Extracted material –
^^^^^^^^
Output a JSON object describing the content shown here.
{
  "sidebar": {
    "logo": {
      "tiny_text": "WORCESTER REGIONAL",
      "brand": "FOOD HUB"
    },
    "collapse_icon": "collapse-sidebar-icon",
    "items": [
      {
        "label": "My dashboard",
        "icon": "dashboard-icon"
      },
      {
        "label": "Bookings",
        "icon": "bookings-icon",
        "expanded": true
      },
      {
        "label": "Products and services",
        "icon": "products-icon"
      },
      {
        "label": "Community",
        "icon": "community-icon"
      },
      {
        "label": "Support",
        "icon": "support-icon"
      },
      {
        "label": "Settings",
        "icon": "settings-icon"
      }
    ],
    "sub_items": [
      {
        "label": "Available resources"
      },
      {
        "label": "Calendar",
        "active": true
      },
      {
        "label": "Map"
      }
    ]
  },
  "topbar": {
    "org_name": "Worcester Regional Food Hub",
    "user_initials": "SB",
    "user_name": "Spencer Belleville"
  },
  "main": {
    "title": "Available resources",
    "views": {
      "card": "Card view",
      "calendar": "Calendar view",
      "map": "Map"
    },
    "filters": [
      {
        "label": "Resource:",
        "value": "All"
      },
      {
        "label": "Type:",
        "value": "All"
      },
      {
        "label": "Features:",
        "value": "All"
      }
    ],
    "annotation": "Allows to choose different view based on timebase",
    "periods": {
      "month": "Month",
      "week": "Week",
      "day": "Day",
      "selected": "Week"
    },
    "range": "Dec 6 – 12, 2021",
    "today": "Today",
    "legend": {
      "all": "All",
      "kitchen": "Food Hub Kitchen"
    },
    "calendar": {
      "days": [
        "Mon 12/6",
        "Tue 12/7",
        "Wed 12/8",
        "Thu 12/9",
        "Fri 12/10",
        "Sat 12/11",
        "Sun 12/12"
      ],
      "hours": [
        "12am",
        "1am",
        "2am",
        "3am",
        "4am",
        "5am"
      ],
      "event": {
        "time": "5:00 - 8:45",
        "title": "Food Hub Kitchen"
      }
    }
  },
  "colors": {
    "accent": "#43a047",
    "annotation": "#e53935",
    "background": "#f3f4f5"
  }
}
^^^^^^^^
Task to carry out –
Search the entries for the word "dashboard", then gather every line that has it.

Output of the task –
        "label": "My dashboard",
        "icon": "dashboard-icon"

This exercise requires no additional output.